    1. There are two possible approaches to build widespread SARS-CoV-2 immunity: (1) a mass vaccination campaign, which requires the development of an effective and safe vaccine, or (2) natural immunization of global populations with the virus over time. However, the consequences of the latter are serious and far-reaching—a large fraction of the human population would need to become infected with the virus, and millions would succumb to it.

      Take away: Mass infection without vaccination to achieve herd immunity will result in millions of deaths based on the observed death rate and may not result in herd immunity due to virus mutation. Historically, vaccination results in less deaths than the disease.

      The claim: Herd immunity from widespread disease instead of vaccination will lead to many people dying.
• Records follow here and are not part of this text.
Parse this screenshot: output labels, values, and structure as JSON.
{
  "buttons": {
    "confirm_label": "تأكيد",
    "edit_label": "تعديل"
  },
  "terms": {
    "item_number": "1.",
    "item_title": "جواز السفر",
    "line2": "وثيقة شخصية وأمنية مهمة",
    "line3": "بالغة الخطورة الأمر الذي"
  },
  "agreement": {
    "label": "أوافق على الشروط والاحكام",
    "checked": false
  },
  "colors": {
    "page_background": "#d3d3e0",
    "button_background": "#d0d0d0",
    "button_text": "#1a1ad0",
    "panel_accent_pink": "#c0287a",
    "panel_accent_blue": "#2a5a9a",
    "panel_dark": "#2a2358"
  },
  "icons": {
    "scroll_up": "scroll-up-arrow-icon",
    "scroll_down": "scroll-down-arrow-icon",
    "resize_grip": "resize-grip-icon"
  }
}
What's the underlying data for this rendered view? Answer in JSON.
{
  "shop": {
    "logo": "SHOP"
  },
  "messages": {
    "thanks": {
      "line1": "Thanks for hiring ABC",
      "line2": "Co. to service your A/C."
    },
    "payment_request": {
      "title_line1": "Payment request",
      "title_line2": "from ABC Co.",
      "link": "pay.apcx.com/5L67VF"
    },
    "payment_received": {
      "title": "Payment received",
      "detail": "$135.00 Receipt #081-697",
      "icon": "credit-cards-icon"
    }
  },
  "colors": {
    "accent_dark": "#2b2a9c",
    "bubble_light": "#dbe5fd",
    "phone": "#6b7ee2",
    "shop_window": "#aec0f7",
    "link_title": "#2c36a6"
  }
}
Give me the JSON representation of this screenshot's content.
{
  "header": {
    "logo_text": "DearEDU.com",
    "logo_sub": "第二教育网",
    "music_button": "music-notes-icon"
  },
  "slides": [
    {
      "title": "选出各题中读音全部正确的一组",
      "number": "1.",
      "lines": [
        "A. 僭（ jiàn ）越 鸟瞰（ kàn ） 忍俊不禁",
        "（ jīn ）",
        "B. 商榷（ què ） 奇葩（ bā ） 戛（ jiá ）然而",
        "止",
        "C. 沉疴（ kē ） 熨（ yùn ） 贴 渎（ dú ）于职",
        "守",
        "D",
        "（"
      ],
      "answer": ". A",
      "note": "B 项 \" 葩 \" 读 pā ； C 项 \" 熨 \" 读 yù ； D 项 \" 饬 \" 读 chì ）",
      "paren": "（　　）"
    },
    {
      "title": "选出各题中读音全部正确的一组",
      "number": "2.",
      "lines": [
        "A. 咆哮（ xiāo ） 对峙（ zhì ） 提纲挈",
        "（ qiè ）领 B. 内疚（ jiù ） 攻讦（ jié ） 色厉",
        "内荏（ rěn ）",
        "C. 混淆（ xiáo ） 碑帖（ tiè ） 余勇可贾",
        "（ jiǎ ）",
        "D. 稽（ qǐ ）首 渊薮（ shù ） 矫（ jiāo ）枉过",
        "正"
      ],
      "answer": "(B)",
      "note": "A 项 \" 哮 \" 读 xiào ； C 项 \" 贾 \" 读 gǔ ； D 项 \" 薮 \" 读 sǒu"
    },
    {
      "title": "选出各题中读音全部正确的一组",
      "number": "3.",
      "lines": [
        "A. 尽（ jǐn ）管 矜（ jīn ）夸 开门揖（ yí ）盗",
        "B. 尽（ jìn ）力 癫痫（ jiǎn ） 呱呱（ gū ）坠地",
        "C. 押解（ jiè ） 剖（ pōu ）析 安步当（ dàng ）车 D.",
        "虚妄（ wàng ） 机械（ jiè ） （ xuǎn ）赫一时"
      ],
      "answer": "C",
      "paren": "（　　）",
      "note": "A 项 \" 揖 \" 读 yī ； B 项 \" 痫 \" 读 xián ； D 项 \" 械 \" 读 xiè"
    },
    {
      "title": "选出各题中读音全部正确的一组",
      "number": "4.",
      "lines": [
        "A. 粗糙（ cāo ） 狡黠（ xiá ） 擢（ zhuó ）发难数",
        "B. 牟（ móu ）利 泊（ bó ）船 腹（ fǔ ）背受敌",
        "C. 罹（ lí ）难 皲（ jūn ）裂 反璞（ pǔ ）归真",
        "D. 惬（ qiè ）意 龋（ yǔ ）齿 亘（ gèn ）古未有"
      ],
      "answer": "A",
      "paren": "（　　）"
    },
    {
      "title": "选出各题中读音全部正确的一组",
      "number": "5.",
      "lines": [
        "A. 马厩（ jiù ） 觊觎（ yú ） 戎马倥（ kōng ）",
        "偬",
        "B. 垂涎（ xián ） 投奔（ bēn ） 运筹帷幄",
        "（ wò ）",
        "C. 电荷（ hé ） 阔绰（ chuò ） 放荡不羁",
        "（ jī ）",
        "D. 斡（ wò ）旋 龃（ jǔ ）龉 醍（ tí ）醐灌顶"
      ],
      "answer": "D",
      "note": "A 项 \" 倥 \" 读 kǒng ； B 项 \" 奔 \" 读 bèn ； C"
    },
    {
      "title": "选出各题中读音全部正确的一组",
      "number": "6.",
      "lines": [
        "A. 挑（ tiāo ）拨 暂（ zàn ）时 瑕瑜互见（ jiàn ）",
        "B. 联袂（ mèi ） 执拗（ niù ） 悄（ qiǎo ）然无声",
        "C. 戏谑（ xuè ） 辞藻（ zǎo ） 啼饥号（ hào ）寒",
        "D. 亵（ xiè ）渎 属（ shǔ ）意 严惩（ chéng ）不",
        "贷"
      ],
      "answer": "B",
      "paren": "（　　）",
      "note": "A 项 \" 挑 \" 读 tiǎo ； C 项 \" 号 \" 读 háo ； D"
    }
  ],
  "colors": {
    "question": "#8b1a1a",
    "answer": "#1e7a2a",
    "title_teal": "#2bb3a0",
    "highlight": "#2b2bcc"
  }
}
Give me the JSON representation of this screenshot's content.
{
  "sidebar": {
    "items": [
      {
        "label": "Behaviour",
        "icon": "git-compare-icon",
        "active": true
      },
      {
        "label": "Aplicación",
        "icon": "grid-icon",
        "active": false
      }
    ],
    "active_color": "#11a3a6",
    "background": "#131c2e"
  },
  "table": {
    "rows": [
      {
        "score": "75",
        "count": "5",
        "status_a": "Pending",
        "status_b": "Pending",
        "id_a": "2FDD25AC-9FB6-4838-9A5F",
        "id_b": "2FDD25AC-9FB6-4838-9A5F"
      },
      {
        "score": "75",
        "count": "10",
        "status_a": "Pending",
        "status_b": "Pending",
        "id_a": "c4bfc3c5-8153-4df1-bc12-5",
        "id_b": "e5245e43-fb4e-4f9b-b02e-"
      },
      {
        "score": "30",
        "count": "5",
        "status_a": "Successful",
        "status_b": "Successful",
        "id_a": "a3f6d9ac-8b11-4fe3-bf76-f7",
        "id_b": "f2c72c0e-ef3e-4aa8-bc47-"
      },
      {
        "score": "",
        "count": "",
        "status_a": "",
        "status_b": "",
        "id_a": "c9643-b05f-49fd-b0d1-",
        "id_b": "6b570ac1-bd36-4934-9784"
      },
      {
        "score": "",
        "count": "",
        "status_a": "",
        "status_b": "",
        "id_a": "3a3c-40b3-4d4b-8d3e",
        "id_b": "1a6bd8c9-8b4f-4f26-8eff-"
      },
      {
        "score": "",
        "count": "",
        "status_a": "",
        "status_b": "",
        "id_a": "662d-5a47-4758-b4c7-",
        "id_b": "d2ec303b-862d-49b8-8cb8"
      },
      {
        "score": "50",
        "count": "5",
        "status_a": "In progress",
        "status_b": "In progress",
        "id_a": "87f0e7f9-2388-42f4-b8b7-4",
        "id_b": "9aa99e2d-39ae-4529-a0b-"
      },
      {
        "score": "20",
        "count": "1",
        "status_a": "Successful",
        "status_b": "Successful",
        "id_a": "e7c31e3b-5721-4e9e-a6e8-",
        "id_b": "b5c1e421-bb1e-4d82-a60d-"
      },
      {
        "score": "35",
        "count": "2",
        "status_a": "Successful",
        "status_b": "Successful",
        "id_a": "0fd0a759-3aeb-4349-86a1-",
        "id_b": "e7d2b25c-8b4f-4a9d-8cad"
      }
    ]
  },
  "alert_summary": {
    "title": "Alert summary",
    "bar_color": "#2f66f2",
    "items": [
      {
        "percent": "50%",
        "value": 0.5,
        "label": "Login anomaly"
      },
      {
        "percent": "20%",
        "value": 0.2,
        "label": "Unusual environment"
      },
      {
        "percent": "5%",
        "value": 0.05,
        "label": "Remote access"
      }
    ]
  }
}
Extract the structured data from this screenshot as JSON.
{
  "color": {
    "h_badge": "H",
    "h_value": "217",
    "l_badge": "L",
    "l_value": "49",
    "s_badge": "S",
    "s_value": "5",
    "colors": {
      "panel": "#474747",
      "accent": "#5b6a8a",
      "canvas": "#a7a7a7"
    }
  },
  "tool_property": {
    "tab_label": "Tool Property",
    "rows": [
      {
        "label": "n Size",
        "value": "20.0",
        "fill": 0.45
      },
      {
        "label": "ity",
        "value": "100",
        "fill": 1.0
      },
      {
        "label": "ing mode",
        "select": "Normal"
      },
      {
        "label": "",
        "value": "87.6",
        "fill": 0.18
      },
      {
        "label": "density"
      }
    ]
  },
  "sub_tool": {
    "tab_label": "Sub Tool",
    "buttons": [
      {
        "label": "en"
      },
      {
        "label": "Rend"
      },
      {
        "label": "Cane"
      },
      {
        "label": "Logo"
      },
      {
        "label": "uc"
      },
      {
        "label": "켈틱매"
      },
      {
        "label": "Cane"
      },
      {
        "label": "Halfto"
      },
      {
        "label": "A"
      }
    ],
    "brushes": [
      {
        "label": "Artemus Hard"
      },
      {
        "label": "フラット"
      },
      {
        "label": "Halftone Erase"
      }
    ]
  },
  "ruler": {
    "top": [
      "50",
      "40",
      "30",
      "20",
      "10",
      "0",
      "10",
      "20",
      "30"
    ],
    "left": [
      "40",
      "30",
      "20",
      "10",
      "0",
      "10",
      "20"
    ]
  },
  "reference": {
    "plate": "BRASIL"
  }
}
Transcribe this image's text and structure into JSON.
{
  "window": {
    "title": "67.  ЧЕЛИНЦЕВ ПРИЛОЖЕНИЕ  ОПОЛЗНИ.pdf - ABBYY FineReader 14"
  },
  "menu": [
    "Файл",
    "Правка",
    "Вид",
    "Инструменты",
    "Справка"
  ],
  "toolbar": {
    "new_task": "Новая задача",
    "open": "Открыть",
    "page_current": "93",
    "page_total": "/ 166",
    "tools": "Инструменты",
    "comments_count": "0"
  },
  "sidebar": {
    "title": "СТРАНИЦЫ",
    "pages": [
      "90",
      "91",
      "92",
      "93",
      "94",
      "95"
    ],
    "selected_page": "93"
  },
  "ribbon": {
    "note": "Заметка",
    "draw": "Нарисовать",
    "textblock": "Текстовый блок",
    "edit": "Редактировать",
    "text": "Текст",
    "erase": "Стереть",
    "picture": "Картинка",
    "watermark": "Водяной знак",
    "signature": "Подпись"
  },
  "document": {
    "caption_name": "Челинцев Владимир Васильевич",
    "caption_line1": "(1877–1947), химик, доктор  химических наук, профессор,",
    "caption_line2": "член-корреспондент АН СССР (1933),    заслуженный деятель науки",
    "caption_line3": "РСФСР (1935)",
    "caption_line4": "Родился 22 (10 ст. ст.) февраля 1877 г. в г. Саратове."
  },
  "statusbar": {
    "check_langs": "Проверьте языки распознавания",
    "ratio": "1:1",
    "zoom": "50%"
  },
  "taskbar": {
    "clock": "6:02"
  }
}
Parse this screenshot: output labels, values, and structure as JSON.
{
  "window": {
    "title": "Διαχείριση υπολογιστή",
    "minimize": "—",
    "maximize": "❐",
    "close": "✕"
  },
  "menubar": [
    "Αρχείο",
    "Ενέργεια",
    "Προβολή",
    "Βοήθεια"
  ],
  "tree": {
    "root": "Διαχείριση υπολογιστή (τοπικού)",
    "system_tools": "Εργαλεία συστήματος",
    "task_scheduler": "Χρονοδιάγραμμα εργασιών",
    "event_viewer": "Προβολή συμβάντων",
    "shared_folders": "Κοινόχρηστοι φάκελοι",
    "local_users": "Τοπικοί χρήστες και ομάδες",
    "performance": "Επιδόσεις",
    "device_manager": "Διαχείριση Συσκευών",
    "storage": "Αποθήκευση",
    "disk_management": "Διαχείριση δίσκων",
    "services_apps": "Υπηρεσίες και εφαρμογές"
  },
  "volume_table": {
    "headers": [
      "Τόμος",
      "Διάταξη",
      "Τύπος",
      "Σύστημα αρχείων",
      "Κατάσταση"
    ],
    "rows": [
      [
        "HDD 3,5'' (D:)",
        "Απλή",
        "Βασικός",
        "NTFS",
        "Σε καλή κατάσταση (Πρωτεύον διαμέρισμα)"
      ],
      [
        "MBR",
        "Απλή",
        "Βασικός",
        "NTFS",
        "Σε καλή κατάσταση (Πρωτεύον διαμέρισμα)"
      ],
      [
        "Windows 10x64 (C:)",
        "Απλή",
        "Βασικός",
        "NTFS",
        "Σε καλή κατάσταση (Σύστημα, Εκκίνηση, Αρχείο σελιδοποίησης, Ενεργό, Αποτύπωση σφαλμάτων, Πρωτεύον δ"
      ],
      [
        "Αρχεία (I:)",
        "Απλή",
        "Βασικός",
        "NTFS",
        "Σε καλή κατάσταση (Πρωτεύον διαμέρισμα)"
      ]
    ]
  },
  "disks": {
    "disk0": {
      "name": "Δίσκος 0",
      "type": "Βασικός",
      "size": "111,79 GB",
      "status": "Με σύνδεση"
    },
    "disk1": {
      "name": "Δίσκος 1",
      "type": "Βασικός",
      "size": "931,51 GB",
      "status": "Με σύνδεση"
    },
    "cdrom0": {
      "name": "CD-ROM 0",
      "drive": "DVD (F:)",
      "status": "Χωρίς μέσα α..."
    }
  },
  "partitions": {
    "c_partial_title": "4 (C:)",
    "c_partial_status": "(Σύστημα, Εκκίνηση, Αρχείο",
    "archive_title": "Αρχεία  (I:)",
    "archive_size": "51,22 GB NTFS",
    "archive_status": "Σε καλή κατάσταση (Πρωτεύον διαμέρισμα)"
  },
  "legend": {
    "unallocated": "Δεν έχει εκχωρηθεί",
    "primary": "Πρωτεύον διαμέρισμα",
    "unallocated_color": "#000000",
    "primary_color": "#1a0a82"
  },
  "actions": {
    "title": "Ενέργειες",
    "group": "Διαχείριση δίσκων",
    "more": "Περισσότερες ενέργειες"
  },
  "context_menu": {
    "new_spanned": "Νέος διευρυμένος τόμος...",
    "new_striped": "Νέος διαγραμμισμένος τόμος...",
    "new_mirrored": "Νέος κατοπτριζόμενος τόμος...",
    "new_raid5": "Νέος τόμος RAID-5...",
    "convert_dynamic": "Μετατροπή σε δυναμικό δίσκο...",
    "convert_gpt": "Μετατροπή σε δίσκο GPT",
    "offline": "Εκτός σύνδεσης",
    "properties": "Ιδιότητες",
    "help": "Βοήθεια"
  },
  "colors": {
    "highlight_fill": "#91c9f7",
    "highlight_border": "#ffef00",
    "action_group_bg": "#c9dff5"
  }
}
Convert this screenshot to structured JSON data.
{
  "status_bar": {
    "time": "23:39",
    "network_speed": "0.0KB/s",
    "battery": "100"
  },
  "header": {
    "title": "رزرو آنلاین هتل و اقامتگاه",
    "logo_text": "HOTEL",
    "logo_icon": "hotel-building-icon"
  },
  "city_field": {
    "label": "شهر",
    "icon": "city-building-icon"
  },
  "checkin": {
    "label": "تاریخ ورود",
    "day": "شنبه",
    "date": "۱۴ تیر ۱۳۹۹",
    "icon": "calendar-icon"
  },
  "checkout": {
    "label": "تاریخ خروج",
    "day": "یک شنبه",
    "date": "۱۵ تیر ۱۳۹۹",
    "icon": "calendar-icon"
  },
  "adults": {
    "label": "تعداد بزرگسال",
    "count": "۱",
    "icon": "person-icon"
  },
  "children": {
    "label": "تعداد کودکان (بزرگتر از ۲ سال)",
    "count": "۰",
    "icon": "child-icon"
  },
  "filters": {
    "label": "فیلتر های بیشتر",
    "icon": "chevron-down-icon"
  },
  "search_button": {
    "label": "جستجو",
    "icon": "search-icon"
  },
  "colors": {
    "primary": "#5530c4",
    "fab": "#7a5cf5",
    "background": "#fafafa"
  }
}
      The evidence: Approximately 50-67% of a given population is estimated to need to be infected for herd immunity to COVID-19 to exist which will result in millions of deaths. This is supported by additional publications (1, 2). This number assumes that the virus will not mutate to the point where re-infection is possible. If mutation occurs, COVID could become established in the general population similar to influenza or the common cold (3). A third publication estimates a needed infected percentage of 29-74% (4). These publications support the statement that millions will die if herd immunity is achieved via infection without vaccination. Historically, vaccination results in fewer deaths/disease on a population level than the disease for which the vaccine is designed to prevent (5-7).

      Sources:

      1 https://www.ncbi.nlm.nih.gov/pmc/articles/PMC7314002/

      2 https://www.ncbi.nlm.nih.gov/pmc/articles/PMC7262166/pdf/JMV-9999-na.pdf

      3 https://www.ncbi.nlm.nih.gov/pmc/articles/PMC7164482/

      4 https://www.cambridge.org/core/services/aop-cambridge-core/content/view/A1480DAE803D4CD4A3E9F79B82309584/S1935789320001913a.pdf/covid19_reflections.pdf

      5 https://pubmed.ncbi.nlm.nih.gov/28708957/

      6 https://pubmed.ncbi.nlm.nih.gov/29668817/

      7 https://pubmed.ncbi.nlm.nih.gov/12531323/